Entries taken from a collection

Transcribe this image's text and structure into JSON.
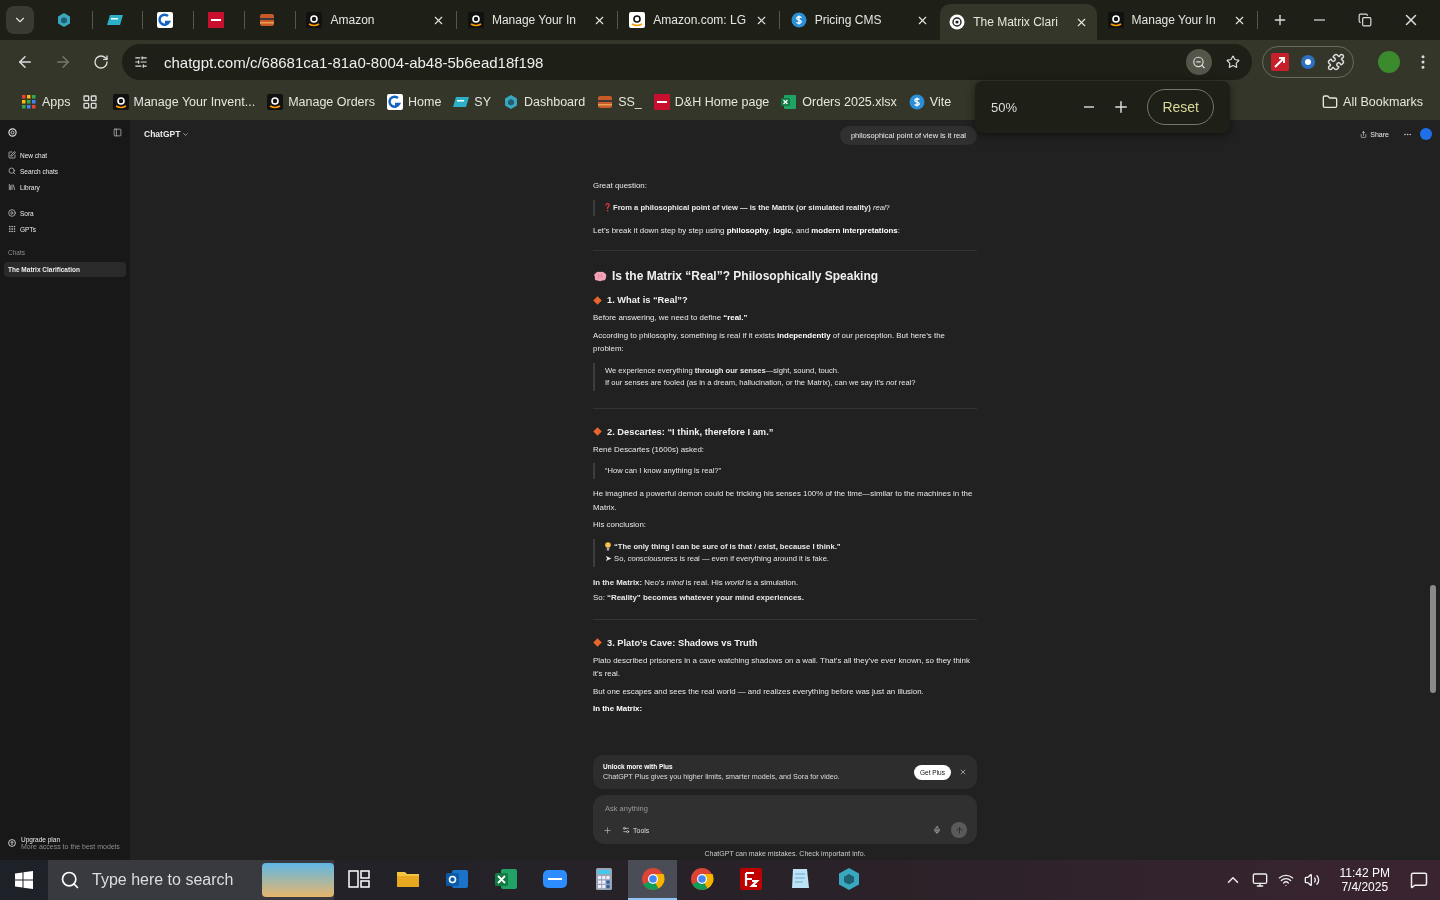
{
  "browser": {
    "tabs": [
      {
        "selected": false
      },
      {
        "selected": false
      },
      {
        "selected": false
      },
      {
        "selected": false
      },
      {
        "selected": false
      },
      {
        "selected": false,
        "title": "Amazon"
      },
      {
        "selected": false,
        "title": "Manage Your In"
      },
      {
        "selected": false,
        "title": "Amazon.com: LG"
      },
      {
        "selected": false,
        "title": "Pricing CMS"
      },
      {
        "selected": true,
        "title": "The Matrix Clari"
      },
      {
        "selected": false,
        "title": "Manage Your In"
      }
    ],
    "address": "chatgpt.com/c/68681ca1-81a0-8004-ab48-5b6ead18f198",
    "bookmarks": [
      "Apps",
      "Manage Your Invent...",
      "Manage Orders",
      "Home",
      "SY",
      "Dashboard",
      "SS_",
      "D&H Home page",
      "Orders 2025.xlsx",
      "Vite"
    ],
    "all_bookmarks": "All Bookmarks",
    "zoom_popup": {
      "value": "50%",
      "reset": "Reset"
    }
  },
  "sidebar": {
    "items": [
      "New chat",
      "Search chats",
      "Library",
      "Sora",
      "GPTs"
    ],
    "section": "Chats",
    "chats": [
      {
        "label": "The Matrix Clarification",
        "selected": true
      }
    ],
    "upgrade": {
      "title": "Upgrade plan",
      "subtitle": "More access to the best models"
    }
  },
  "header": {
    "model": "ChatGPT",
    "share": "Share"
  },
  "user_message": "philosophical point of view is it real",
  "answer": [
    {
      "kind": "p",
      "text": "Great question:"
    },
    {
      "kind": "quote",
      "lines": [
        "**From a philosophical point of view — is the Matrix (or simulated reality)** *real*?"
      ]
    },
    {
      "kind": "p",
      "text": "Let’s break it down step by step using **philosophy**, **logic**, and **modern interpretations**:"
    },
    {
      "kind": "hr"
    },
    {
      "kind": "h2",
      "text": "Is the Matrix “Real”? Philosophically Speaking"
    },
    {
      "kind": "h3",
      "text": "1. What is “Real”?"
    },
    {
      "kind": "p",
      "text": "Before answering, we need to define **“real.”**"
    },
    {
      "kind": "p",
      "text": "According to philosophy, something is real if it exists **independently** of our perception. But here’s the problem:"
    },
    {
      "kind": "quote",
      "lines": [
        "We experience everything **through our senses**—sight, sound, touch.",
        "If our senses are fooled (as in a dream, hallucination, or the Matrix), can we say it’s *not* real?"
      ]
    },
    {
      "kind": "hr"
    },
    {
      "kind": "h3",
      "text": "2. Descartes: “I think, therefore I am.”"
    },
    {
      "kind": "p",
      "text": "René Descartes (1600s) asked:"
    },
    {
      "kind": "quote",
      "lines": [
        "“How can I know anything is real?”"
      ]
    },
    {
      "kind": "p",
      "text": "He imagined a powerful demon could be tricking his senses 100% of the time—similar to the machines in the Matrix."
    },
    {
      "kind": "p",
      "text": "His conclusion:"
    },
    {
      "kind": "quote",
      "lines": [
        "**“The only thing I can be sure of is that** *I* **exist, because I think.”**",
        "➤ So, *consciousness* is real — even if everything around it is fake."
      ]
    },
    {
      "kind": "lines",
      "lines": [
        "**In the Matrix:** Neo’s *mind* is real. His *world* is a simulation.",
        "So: **“Reality” becomes whatever your mind experiences.**"
      ]
    },
    {
      "kind": "hr"
    },
    {
      "kind": "h3",
      "text": "3. Plato’s Cave: Shadows vs Truth"
    },
    {
      "kind": "p",
      "text": "Plato described prisoners in a cave watching shadows on a wall. That’s all they’ve ever known, so they think it’s real."
    },
    {
      "kind": "p",
      "text": "But one escapes and sees the real world — and realizes everything before was just an illusion."
    },
    {
      "kind": "p",
      "text": "**In the Matrix:**"
    }
  ],
  "plus_banner": {
    "title": "Unlock more with Plus",
    "text": "ChatGPT Plus gives you higher limits, smarter models, and Sora for video.",
    "button": "Get Plus"
  },
  "composer": {
    "placeholder": "Ask anything",
    "tools": "Tools"
  },
  "disclaimer": "ChatGPT can make mistakes. Check important info.",
  "taskbar": {
    "search_placeholder": "Type here to search",
    "apps": [
      {
        "selected": false
      },
      {
        "selected": false
      },
      {
        "selected": false
      },
      {
        "selected": false
      },
      {
        "selected": false
      },
      {
        "selected": false
      },
      {
        "selected": true
      },
      {
        "selected": false
      },
      {
        "selected": false
      },
      {
        "selected": false
      },
      {
        "selected": false
      }
    ],
    "time": "11:42 PM",
    "date": "7/4/2025"
  }
}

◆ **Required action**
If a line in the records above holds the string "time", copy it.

◆ **Solved problem**
      "text": "He imagined a powerful demon could be tricking his senses 100% of the time—similar to the machines in the Matrix."
    "time": "11:42 PM",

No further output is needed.